Search the records below for the word "Impersonation". Pull out each line that has it.

# DATA TO EXAMINE:
● ● ● ●
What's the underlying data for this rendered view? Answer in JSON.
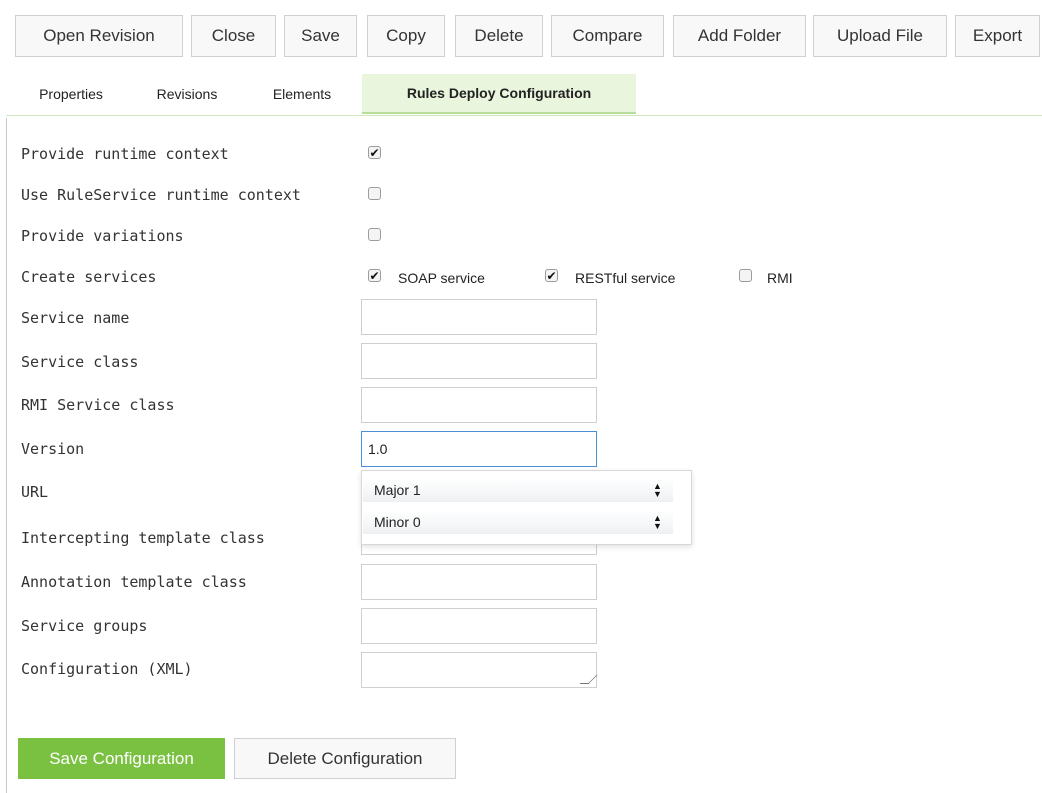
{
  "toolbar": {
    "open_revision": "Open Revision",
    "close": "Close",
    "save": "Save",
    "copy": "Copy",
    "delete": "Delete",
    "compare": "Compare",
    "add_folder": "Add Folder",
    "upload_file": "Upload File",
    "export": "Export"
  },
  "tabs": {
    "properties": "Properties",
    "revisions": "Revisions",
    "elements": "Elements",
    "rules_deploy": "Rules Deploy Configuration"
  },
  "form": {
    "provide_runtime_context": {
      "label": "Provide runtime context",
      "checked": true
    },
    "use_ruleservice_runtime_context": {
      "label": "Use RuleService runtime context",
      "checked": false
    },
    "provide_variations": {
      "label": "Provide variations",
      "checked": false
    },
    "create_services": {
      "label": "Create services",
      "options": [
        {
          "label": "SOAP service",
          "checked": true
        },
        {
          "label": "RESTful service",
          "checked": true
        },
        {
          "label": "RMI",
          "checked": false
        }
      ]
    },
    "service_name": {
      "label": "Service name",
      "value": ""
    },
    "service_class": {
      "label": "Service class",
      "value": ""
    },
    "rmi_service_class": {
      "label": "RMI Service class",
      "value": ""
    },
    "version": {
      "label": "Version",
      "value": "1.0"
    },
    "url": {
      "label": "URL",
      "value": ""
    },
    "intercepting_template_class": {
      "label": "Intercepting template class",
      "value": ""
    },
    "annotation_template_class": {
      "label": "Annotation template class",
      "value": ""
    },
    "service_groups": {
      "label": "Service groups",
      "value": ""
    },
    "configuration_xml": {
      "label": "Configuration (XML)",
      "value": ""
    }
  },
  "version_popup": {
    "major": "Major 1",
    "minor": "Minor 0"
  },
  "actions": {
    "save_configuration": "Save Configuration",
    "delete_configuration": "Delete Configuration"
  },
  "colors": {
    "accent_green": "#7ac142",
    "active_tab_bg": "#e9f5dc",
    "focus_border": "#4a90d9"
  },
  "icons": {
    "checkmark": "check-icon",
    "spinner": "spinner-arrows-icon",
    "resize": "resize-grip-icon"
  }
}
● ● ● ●
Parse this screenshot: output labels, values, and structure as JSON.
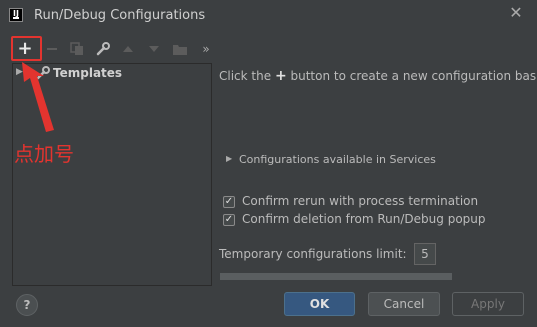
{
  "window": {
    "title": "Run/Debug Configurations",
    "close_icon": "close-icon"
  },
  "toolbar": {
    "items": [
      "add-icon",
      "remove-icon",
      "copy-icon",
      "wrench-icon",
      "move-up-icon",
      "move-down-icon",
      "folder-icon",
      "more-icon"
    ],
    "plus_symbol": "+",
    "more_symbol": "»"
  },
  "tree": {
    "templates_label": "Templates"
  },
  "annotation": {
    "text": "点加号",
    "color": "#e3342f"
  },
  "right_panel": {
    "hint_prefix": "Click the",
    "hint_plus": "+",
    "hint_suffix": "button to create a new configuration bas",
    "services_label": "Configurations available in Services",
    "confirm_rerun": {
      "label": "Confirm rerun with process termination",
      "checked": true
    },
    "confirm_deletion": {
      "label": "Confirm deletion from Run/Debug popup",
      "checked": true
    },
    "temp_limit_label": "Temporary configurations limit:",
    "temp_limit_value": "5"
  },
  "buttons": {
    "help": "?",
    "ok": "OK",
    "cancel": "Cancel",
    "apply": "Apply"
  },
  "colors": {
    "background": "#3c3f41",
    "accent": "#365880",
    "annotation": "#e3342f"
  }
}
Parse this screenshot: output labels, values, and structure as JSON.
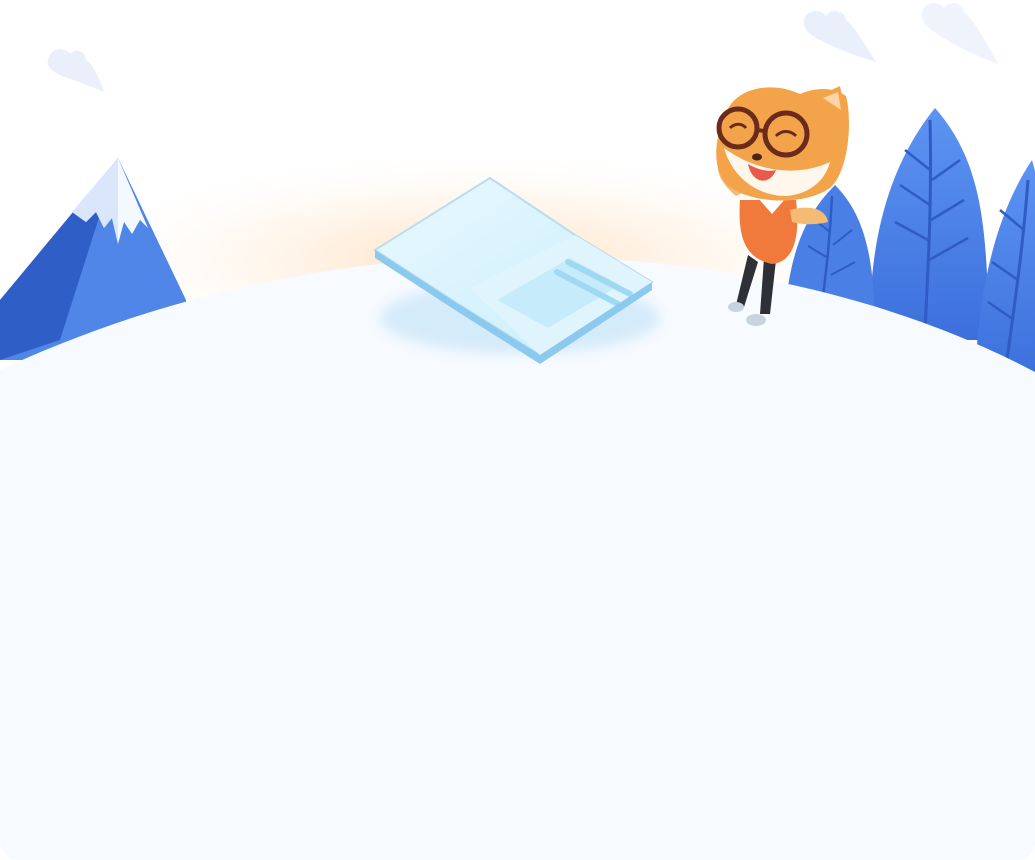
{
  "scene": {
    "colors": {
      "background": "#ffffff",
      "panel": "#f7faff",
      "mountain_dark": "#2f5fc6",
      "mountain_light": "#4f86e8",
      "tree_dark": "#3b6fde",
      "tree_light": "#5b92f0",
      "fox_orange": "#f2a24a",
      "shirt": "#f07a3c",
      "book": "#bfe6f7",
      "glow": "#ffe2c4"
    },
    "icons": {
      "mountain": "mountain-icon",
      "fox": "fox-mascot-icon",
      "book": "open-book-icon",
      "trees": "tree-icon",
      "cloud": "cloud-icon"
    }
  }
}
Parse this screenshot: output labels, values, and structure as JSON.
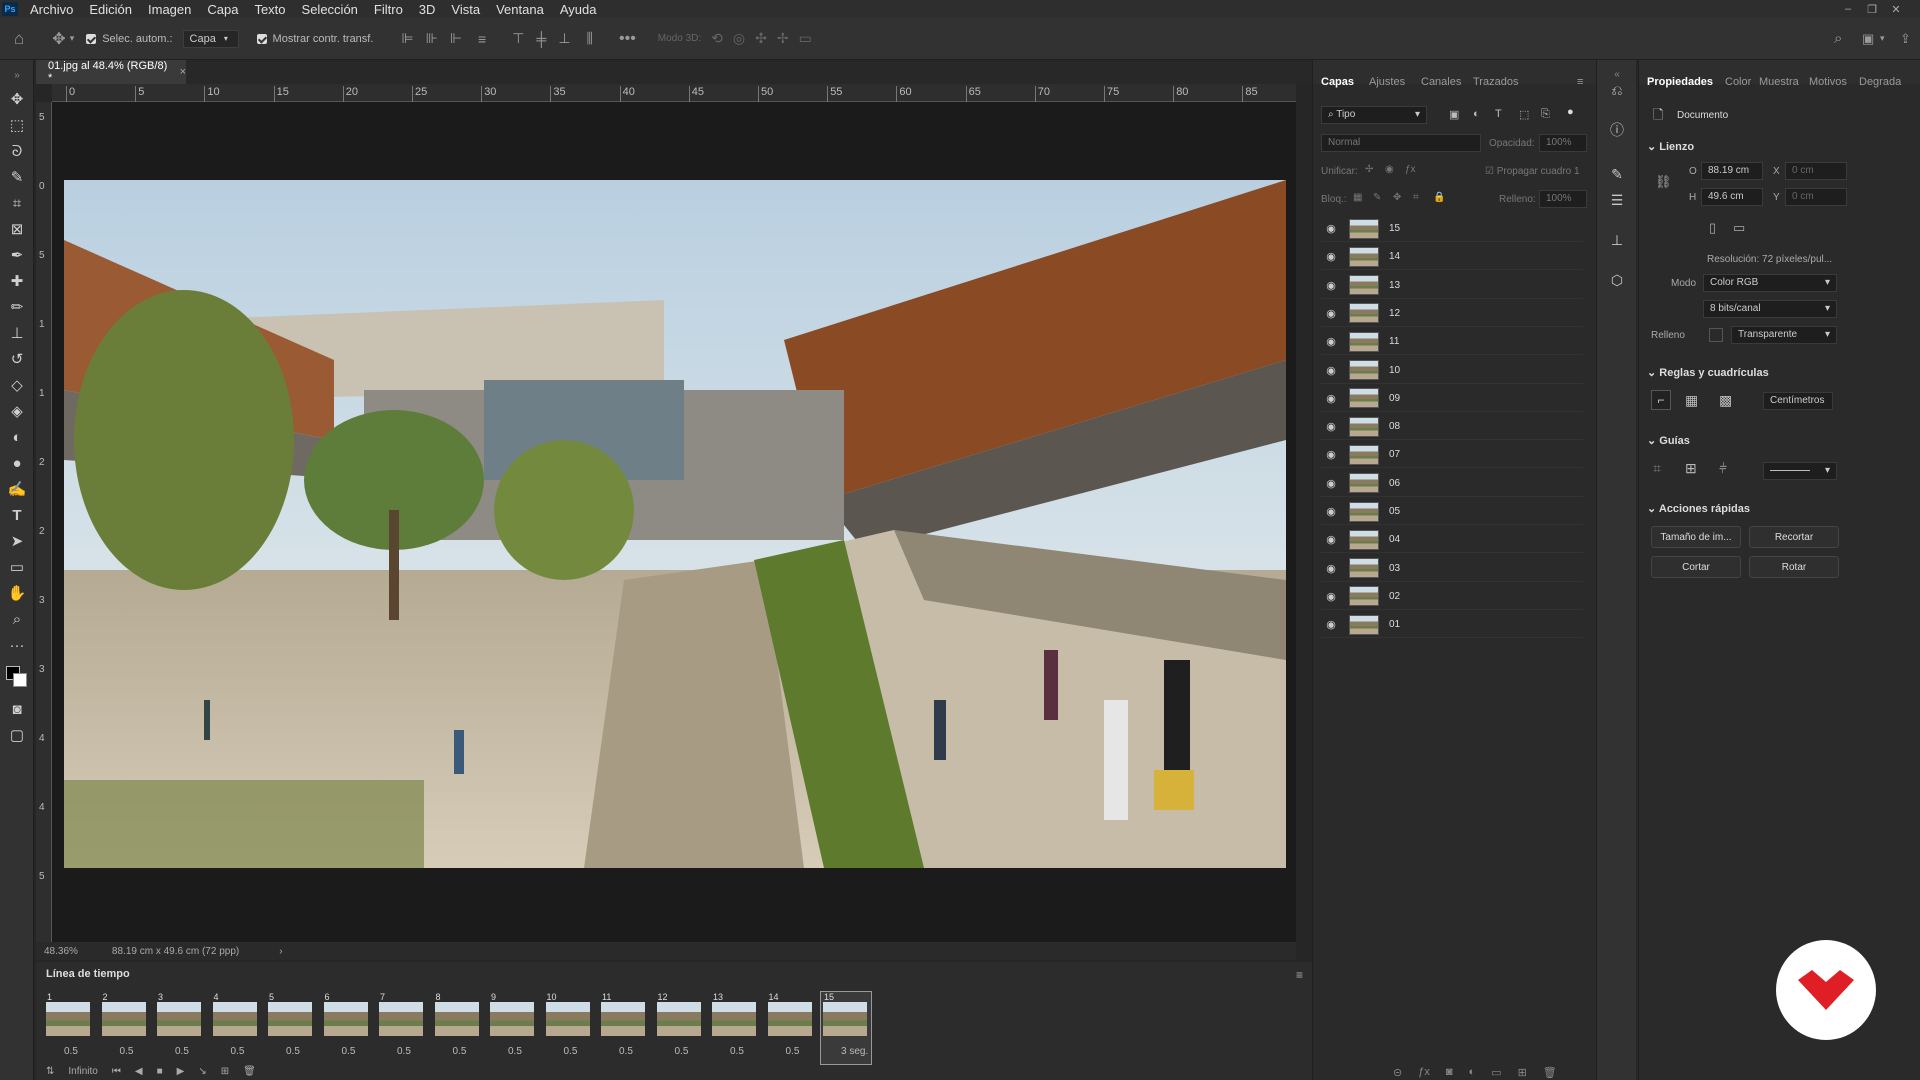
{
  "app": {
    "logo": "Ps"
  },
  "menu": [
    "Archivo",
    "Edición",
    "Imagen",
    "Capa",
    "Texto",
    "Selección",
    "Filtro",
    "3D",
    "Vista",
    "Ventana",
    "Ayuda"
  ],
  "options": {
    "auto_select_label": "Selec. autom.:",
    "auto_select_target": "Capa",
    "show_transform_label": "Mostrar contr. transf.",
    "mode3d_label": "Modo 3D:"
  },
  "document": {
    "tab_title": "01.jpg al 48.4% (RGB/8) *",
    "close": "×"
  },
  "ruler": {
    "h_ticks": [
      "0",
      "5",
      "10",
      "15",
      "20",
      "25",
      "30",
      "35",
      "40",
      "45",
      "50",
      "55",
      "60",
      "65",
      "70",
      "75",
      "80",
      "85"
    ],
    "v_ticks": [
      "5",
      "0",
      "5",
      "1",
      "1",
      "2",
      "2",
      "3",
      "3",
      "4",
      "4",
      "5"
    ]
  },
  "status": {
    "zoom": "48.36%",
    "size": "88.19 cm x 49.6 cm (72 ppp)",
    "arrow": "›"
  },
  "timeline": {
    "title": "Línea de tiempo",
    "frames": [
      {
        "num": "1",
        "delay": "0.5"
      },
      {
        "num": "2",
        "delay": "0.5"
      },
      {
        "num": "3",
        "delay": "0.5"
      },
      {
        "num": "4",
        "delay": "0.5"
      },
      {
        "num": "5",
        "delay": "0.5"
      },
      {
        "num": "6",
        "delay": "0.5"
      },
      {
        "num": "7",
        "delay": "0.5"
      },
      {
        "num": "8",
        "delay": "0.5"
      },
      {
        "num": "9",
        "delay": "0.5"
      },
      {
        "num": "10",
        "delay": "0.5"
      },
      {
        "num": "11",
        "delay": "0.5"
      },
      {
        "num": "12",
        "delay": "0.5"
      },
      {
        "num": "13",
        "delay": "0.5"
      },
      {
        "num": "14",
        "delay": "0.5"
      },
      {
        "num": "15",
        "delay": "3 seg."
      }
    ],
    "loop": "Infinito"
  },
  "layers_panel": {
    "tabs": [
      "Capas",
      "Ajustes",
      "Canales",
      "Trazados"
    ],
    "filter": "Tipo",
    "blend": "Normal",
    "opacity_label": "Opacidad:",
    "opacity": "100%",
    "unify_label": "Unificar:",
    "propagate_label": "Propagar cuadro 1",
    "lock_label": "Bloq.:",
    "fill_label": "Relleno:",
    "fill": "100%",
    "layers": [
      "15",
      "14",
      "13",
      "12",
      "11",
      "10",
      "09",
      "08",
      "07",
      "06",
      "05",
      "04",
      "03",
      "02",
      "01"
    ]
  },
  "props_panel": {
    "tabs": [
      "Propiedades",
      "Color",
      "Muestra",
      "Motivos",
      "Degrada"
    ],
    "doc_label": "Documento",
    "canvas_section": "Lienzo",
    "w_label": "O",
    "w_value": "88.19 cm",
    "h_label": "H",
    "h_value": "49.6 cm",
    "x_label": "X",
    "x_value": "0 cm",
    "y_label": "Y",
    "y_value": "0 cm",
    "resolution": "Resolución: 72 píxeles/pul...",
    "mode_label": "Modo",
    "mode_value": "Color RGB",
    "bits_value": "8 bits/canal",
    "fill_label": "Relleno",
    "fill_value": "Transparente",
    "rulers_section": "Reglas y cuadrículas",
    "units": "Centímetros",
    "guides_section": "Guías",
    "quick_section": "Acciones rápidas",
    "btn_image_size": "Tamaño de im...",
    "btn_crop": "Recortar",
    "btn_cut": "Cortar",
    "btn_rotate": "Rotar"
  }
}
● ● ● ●
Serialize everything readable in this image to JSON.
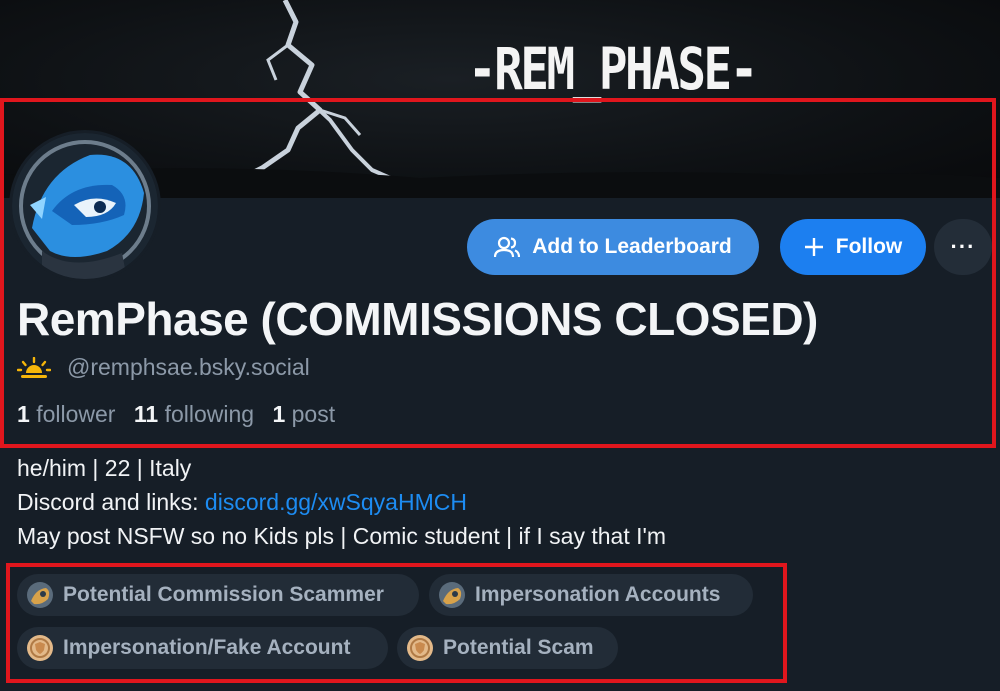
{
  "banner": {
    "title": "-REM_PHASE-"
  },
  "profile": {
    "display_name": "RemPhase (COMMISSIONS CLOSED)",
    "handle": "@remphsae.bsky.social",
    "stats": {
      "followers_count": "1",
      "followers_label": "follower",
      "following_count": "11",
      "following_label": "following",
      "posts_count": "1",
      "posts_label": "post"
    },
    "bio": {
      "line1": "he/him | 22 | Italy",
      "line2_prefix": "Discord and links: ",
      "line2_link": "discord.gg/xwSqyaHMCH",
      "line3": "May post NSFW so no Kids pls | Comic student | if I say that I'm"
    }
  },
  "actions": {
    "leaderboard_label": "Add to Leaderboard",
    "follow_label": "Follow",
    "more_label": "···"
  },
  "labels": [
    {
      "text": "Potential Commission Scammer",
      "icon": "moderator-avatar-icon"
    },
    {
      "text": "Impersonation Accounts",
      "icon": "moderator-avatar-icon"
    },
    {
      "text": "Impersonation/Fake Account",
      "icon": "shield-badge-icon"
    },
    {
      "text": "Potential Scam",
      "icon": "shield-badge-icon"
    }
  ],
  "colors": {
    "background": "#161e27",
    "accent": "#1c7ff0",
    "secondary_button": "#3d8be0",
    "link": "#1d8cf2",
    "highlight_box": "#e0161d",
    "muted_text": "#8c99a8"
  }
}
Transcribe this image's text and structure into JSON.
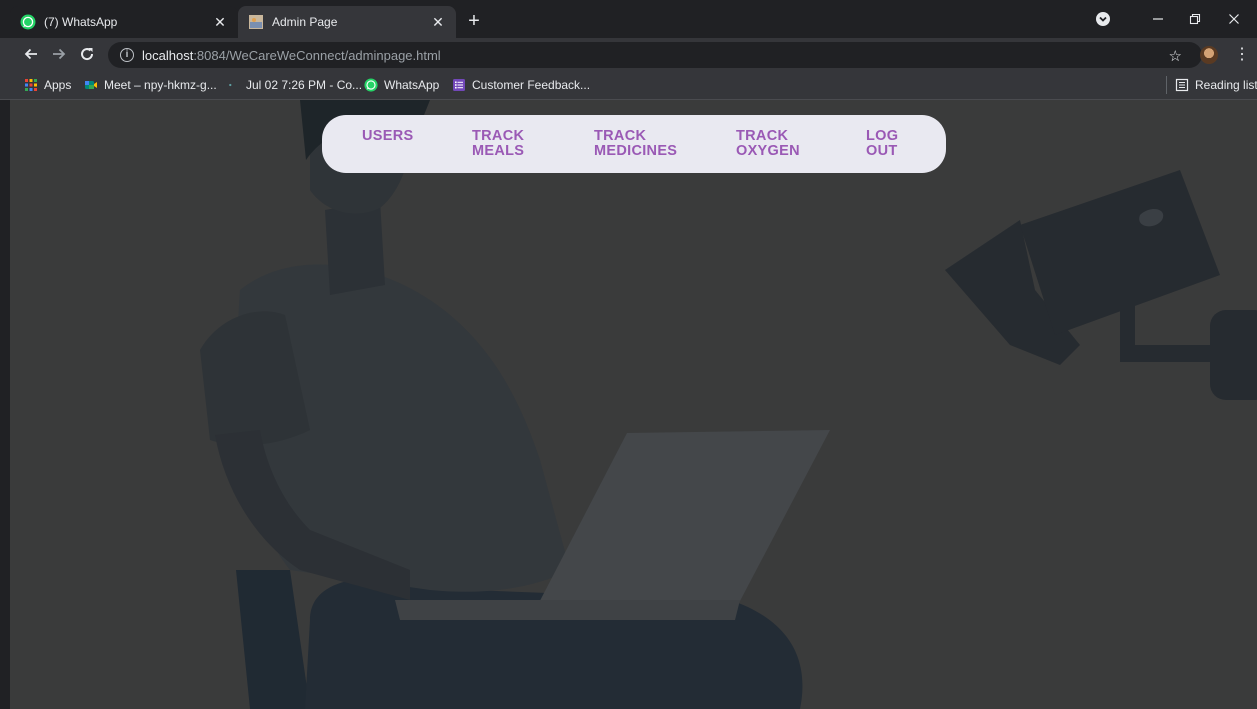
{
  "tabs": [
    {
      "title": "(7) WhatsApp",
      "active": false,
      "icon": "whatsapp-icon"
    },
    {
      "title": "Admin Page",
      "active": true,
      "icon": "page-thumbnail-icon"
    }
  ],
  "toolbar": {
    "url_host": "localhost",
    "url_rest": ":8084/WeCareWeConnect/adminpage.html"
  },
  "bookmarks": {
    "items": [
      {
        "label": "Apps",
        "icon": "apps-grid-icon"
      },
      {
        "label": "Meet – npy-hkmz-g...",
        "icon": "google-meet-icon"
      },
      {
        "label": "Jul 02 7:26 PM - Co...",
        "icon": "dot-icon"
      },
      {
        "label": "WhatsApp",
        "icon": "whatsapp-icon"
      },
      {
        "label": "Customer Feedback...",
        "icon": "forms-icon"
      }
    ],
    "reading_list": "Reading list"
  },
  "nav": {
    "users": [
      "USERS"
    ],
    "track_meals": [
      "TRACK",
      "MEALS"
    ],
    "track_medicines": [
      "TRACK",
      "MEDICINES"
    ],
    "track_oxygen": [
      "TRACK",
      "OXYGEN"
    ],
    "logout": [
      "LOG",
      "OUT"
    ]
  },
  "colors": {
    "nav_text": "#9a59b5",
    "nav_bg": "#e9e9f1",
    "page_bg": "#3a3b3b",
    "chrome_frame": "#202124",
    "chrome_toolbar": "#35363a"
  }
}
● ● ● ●
# RESPONSE:
      "text": "Impersonation Accounts",
      "text": "Impersonation/Fake Account",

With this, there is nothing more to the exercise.